* TASK GOAL
The answer must consist of every line below that contains the word "JSON".

* Web page and app entries
---
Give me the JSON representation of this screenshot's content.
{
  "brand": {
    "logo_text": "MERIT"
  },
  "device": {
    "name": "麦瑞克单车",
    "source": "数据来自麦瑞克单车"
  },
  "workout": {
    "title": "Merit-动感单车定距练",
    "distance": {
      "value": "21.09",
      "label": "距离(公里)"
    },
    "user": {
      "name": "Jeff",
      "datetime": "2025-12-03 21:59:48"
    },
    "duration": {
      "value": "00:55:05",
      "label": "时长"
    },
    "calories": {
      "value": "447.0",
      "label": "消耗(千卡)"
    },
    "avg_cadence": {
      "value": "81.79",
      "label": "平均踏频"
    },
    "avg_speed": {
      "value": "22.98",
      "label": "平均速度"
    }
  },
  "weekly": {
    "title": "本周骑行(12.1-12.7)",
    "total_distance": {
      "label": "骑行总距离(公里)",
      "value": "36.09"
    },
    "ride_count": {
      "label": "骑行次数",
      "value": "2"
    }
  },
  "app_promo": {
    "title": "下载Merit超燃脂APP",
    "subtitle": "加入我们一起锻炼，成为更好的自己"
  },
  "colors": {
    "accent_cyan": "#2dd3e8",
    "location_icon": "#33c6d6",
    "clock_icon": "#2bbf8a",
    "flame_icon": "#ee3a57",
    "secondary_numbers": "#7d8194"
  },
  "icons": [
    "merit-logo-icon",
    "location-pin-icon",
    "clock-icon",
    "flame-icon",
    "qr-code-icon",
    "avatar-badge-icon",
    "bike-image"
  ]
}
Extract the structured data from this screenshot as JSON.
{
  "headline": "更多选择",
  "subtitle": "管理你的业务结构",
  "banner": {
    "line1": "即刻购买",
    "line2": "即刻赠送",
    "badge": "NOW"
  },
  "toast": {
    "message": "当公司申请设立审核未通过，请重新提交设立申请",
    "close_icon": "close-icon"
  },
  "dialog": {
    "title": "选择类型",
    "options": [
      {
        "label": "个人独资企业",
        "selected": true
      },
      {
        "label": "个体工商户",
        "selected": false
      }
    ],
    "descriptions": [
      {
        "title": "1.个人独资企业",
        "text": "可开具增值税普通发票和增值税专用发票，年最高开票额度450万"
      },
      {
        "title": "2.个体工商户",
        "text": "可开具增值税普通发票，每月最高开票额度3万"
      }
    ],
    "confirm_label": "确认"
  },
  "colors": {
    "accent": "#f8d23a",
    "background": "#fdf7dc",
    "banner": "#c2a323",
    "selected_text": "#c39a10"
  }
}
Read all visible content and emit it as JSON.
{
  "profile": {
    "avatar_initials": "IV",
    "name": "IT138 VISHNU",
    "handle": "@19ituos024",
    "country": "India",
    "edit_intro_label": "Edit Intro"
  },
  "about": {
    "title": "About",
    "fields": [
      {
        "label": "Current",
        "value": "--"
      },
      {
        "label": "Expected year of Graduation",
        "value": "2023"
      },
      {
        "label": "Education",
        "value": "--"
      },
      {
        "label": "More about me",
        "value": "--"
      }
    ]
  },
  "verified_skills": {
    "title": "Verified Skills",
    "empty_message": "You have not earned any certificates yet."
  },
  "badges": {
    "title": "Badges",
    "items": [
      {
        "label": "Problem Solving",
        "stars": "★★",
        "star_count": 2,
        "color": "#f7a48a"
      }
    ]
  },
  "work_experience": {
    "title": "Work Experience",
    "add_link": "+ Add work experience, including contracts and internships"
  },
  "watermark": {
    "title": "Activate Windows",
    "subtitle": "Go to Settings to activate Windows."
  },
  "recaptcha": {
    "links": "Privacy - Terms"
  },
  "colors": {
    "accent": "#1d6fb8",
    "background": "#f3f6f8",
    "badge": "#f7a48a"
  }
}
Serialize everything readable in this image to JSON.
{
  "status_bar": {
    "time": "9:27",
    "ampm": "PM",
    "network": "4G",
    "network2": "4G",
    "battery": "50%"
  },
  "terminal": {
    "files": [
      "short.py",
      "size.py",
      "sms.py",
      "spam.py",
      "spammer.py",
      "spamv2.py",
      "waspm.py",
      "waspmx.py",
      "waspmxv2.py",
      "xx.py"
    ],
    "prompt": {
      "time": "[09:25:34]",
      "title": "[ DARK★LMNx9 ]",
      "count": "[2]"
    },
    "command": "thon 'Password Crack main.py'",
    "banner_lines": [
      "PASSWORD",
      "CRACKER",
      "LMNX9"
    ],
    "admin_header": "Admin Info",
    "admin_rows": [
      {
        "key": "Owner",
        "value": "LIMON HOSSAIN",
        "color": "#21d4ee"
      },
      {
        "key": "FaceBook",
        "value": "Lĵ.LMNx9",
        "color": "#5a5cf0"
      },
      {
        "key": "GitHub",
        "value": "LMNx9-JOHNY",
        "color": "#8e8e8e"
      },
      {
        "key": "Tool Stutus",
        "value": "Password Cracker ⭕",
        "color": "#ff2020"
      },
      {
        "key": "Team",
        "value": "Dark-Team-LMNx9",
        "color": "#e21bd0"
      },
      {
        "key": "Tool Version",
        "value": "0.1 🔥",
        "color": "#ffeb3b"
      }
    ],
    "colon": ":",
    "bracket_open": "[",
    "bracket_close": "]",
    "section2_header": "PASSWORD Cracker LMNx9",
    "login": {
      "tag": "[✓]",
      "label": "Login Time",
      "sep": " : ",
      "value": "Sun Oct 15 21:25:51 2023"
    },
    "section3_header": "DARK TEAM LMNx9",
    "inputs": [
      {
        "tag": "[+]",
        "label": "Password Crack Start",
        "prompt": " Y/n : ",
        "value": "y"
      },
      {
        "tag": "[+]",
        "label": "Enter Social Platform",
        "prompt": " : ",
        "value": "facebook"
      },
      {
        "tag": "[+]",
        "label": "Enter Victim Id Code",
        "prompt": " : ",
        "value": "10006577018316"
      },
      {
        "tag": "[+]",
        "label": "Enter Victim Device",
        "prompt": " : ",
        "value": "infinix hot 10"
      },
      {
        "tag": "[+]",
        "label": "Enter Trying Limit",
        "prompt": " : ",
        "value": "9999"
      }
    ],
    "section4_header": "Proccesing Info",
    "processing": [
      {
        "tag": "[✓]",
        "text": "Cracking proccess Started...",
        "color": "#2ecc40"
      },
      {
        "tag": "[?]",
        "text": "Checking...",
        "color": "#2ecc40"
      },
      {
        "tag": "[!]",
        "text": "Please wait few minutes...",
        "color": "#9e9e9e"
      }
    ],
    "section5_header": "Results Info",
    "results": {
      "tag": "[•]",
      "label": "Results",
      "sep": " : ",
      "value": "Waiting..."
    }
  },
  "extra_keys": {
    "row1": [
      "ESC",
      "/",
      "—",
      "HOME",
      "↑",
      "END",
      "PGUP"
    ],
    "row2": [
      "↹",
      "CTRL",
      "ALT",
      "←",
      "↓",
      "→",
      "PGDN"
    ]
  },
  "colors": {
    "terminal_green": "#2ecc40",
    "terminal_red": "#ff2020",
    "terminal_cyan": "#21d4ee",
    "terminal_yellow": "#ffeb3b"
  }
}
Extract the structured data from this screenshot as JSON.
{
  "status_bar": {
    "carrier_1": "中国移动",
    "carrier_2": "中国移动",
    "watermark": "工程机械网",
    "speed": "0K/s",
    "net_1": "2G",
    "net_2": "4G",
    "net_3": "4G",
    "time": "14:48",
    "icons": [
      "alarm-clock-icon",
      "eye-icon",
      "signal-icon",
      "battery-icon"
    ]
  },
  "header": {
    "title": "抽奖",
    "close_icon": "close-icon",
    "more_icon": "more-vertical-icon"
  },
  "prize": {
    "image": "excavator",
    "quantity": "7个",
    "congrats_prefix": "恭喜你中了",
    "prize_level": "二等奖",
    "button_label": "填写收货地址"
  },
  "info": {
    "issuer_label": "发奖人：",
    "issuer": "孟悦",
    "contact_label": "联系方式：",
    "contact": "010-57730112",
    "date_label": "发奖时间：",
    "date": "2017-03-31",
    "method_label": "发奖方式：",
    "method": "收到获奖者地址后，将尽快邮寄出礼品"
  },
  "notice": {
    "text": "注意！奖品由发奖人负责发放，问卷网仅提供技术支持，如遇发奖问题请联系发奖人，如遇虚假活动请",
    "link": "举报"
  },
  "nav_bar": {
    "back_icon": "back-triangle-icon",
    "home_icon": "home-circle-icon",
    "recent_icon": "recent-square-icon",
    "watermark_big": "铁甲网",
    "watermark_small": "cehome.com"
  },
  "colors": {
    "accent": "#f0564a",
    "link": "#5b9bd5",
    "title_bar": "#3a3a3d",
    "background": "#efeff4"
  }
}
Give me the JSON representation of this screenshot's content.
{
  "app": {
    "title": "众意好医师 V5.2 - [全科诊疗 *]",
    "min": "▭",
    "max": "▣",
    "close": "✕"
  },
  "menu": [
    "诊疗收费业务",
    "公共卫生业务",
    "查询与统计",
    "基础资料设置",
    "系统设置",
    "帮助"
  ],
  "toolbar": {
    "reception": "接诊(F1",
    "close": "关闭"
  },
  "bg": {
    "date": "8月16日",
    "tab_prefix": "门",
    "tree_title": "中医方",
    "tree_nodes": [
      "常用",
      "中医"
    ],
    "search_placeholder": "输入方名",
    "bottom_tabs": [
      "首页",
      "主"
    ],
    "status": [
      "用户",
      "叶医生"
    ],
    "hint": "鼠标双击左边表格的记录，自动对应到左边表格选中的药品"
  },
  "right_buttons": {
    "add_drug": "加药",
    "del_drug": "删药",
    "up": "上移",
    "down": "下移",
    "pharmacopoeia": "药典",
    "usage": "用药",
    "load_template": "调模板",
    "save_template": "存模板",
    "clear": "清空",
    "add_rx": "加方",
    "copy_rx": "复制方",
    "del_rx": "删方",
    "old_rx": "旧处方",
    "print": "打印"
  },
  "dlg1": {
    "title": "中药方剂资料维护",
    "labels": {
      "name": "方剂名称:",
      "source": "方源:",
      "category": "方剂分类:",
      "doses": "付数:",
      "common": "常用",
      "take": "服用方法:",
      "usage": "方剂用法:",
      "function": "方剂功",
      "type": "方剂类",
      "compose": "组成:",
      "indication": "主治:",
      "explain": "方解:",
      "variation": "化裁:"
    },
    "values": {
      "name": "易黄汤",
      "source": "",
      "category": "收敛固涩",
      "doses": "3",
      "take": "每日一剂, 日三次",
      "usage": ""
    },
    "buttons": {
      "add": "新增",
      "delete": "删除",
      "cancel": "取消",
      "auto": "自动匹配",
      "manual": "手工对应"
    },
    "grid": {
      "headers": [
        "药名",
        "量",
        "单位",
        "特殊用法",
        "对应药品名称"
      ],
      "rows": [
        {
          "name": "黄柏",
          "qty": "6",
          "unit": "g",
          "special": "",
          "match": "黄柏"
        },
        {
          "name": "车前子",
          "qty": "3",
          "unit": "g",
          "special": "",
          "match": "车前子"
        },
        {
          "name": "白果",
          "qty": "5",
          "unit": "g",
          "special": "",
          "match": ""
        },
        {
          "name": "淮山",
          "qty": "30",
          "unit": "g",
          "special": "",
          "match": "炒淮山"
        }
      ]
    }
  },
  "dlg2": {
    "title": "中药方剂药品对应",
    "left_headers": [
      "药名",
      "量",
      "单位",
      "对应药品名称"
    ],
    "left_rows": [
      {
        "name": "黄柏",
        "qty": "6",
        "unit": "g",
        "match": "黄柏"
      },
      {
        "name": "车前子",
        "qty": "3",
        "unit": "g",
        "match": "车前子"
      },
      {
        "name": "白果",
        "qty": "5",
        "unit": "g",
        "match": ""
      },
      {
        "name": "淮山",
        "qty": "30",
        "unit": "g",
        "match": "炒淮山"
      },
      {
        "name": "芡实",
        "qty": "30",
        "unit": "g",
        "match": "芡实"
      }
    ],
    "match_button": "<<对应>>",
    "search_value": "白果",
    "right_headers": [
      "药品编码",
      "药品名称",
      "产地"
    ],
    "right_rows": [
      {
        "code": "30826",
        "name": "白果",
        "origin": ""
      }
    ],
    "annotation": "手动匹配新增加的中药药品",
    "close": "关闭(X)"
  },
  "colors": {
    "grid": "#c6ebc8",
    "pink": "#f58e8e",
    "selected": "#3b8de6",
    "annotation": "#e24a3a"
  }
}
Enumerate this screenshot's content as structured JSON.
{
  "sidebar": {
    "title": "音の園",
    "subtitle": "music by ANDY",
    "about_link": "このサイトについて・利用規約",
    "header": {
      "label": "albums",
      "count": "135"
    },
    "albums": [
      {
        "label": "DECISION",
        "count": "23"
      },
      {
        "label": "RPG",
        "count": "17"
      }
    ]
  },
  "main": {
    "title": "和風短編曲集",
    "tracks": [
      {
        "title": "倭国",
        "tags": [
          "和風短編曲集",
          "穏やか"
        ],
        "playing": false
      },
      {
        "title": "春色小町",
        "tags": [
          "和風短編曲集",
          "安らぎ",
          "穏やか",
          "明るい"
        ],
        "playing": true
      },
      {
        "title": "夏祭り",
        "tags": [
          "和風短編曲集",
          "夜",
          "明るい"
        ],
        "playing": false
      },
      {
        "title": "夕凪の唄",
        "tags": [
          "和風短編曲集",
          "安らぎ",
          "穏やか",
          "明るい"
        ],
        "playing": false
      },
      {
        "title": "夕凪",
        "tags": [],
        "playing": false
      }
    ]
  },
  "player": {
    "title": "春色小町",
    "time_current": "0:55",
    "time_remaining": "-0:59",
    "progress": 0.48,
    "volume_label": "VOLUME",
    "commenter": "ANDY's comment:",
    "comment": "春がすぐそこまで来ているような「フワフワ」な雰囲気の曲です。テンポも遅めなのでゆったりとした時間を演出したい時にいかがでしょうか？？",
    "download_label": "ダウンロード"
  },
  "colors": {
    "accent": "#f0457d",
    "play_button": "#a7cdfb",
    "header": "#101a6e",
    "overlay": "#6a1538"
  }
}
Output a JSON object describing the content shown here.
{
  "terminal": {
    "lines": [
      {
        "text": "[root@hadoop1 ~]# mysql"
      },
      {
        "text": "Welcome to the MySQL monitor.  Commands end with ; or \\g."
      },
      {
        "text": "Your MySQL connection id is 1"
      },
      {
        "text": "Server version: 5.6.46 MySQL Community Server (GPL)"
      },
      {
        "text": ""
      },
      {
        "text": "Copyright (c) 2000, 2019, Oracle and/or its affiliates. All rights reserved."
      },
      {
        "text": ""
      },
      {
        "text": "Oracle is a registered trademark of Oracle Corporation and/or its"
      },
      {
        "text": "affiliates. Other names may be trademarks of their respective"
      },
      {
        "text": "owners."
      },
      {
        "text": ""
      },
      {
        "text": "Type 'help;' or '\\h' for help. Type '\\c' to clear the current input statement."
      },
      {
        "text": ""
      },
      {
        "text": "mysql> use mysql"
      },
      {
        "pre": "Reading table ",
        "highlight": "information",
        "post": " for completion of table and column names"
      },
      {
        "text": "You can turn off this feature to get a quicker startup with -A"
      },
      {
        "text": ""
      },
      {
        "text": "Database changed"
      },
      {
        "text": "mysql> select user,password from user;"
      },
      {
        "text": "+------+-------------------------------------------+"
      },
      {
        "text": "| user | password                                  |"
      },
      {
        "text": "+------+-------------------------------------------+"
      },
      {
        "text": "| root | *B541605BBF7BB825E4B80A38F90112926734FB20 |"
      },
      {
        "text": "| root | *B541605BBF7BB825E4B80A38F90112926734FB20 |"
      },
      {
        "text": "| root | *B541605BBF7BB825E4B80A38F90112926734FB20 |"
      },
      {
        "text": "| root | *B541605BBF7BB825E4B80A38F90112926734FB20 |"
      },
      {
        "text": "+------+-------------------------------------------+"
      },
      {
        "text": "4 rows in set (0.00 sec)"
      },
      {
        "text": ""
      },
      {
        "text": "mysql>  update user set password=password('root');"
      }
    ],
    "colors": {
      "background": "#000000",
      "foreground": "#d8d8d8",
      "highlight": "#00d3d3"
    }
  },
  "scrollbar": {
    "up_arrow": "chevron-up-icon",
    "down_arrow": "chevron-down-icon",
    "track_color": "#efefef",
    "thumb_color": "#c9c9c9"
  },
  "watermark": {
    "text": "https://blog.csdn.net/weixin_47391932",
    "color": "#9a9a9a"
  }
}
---
* RESULT FOR THIS EXERCISE
Give me the JSON representation of this screenshot's content.
Extract the structured data from this screenshot as JSON.
Read all visible content and emit it as JSON.
Serialize everything readable in this image to JSON.
Extract the structured data from this screenshot as JSON.
Give me the JSON representation of this screenshot's content.
Enumerate this screenshot's content as structured JSON.
Output a JSON object describing the content shown here.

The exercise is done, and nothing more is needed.